He wasn’t exactly hanging his head in shame, he was excited. Seems they are about to sell the abandoned jail to billionaire Dan Gilbert, the Rock Financial and Quicken Loans guy, who has been buying large amounts of property in downtown Detroit.
Gilbert isn’t just buying the jail, but four nearby justice facilities, including the Frank Murphy Hall of Justice courthouse. How much is the county going to charge him for all this?
Fifty million. That price seems a bit low, when you consider how much the county lost on the jail. It seems even lower when you consider a Toronto-based group offered one hundred million. But McNamara said Gilbert had the right of first refusal, based on a previous deal the county cut with him.
I wondered, what if Gilbert been willing to pay only a dollar?
McNamara isn’t worried. He said Gilbert planned to build an entertainment complex that would create thousands of jobs. Indeed, Gilbert’s Rock Ventures company claims that within five years, the complex will be generating twenty million a year in property taxes.
Commissioner McNamara is used to this sort of thing. This father, Ed McNamara, was the county executive for sixteen years, and while the FBI did investigate him, he was never indicted. His son, a former salesman, told me he was thinking about running for his dad’s old job next year.
To be fair, some commissioners are skeptical. Ray Basham, known for integrity in the state senate, says he needs to know more about why the jail project failed, and he definitely wants more details about the pie-in-the-sky entertainment complex.
Unfortunately, he’s not likely to get them. Wayne County Commissioners are going to be asked to approve a preliminary deal six days from now, even though McNamara said they may not get the plan until the night before. By the way, what does the county plan to do about a courthouse and a jail? Spend millions more to renovate an abandoned state prison, and stick them there.
There’s talk in Lansing that Wayne County may soon need an emergency manager. I can’t imagine why.
Jack Lessenberry is Michigan Radio’s political analyst.
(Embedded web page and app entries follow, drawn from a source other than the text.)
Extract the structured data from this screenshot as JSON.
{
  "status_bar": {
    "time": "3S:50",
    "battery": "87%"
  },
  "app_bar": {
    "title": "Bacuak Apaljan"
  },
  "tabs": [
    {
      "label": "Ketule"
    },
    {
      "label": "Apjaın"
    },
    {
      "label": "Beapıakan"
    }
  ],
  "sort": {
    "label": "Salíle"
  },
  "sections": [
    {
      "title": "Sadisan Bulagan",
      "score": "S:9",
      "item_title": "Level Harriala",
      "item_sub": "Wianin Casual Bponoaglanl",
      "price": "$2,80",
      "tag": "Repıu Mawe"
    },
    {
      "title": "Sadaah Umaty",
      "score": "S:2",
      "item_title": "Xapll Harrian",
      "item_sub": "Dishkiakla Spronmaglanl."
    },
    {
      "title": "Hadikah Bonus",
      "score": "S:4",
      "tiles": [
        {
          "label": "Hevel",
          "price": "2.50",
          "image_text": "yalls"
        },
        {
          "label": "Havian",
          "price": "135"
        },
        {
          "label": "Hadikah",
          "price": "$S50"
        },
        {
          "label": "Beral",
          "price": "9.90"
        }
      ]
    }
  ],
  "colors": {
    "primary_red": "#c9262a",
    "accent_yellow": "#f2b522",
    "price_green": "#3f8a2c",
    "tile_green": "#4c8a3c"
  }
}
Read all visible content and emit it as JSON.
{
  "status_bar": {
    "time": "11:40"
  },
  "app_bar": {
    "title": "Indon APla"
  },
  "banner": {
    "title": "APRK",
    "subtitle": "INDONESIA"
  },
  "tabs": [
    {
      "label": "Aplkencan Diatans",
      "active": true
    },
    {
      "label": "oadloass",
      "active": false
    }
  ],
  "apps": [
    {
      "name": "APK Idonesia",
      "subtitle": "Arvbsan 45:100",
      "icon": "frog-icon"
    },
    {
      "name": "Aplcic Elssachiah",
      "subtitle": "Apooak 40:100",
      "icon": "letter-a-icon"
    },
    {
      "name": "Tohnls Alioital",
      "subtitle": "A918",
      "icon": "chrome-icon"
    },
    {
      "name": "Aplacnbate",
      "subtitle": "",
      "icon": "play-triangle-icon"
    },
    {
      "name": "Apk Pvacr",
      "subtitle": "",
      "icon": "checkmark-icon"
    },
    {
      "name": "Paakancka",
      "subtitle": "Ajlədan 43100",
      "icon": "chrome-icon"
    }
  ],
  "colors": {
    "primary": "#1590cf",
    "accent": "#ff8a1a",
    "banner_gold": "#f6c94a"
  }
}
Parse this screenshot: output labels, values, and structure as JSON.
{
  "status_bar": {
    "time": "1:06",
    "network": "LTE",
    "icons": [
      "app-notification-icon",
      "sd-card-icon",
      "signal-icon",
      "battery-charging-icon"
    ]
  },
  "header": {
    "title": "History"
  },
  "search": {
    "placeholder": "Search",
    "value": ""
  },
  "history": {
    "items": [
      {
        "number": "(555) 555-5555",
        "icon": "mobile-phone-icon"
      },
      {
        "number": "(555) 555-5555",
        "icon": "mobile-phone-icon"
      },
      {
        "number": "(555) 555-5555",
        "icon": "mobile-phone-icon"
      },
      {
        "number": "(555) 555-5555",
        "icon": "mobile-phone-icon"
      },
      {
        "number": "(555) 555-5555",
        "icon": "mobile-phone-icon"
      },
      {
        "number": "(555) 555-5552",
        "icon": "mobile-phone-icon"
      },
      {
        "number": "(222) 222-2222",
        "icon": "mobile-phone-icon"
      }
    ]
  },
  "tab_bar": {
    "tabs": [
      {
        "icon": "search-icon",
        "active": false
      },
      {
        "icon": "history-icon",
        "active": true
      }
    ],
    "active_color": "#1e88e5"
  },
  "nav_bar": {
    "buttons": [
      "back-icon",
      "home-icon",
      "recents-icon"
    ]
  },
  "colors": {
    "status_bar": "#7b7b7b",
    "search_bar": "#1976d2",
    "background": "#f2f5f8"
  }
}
Views expressed in the essays by Lessenberry are his own and do not necessarily reflect those of Michigan Radio, its management or the station licensee, The University of Michigan.
Politics & Government